Component data from apps and pages
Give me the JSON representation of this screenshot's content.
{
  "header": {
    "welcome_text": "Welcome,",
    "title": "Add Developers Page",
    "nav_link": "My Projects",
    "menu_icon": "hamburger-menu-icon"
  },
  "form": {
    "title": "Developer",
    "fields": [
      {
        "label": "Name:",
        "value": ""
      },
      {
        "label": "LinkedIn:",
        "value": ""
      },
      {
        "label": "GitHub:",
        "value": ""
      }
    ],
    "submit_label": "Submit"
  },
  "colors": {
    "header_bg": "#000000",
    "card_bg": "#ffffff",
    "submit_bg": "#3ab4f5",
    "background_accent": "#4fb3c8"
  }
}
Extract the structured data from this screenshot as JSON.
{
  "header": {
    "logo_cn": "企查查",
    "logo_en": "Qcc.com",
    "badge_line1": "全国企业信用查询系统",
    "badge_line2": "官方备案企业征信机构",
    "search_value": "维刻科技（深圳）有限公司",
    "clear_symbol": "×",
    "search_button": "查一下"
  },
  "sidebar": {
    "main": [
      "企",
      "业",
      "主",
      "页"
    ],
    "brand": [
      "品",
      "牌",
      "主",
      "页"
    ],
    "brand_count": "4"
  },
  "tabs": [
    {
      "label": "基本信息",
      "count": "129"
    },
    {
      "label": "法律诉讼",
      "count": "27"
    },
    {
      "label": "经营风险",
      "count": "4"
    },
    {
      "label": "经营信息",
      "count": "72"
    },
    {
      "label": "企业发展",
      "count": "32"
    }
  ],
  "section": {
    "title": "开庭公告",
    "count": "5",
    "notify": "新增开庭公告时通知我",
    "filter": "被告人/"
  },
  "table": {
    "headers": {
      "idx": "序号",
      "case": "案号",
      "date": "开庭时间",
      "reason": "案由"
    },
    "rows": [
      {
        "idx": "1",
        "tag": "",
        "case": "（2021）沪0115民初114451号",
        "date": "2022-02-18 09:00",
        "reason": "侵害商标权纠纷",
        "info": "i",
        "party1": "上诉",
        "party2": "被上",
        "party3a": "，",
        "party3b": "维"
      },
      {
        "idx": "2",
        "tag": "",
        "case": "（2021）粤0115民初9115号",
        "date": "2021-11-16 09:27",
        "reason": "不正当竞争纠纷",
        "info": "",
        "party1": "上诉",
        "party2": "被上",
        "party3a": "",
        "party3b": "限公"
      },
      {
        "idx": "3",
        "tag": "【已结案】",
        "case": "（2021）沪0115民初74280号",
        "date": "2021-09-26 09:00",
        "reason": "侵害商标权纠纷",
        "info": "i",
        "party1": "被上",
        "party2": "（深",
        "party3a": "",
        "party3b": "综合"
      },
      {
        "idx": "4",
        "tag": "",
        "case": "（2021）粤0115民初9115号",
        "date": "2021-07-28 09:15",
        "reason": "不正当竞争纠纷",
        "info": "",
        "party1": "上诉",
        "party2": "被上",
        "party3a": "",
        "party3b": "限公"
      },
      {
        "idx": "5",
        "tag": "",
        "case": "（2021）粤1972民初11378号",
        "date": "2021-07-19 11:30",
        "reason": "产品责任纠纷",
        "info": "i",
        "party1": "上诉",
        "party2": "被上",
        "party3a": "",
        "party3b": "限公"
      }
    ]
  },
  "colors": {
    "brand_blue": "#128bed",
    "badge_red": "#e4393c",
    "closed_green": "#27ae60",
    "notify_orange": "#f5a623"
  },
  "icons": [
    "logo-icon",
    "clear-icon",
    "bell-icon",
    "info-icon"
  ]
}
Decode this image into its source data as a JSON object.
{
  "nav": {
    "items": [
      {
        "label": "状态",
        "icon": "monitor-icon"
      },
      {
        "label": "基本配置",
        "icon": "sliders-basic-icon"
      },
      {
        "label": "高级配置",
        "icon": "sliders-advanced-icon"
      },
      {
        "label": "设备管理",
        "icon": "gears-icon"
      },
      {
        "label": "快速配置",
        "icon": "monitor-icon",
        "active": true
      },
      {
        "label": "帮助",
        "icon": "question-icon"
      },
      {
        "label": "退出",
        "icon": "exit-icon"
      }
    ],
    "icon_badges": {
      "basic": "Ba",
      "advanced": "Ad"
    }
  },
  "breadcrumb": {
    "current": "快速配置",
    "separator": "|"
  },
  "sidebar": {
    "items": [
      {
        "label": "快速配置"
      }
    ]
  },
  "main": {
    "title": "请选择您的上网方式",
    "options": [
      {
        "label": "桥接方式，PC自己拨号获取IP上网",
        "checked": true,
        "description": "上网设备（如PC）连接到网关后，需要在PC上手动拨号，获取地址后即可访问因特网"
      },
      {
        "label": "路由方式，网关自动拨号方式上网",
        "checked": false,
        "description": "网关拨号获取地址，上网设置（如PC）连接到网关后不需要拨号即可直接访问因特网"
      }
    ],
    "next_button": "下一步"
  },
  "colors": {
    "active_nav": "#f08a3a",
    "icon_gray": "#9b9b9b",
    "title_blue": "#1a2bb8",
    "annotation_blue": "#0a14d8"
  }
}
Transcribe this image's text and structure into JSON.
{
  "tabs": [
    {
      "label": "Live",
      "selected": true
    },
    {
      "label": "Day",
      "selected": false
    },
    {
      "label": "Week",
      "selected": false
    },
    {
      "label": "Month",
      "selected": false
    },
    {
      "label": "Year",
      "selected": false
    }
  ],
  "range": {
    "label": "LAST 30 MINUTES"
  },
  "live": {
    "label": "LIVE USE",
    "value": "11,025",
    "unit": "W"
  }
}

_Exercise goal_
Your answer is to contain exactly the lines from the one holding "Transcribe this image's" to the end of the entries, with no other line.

_Solved exercise_
Transcribe this image's text and structure into JSON.
{
  "tabs": [
    {
      "label": "Live",
      "selected": true
    },
    {
      "label": "Day",
      "selected": false
    },
    {
      "label": "Week",
      "selected": false
    },
    {
      "label": "Month",
      "selected": false
    },
    {
      "label": "Year",
      "selected": false
    }
  ],
  "range": {
    "label": "LAST 30 MINUTES"
  },
  "live": {
    "label": "LIVE USE",
    "value": "11,025",
    "unit": "W"
  }
}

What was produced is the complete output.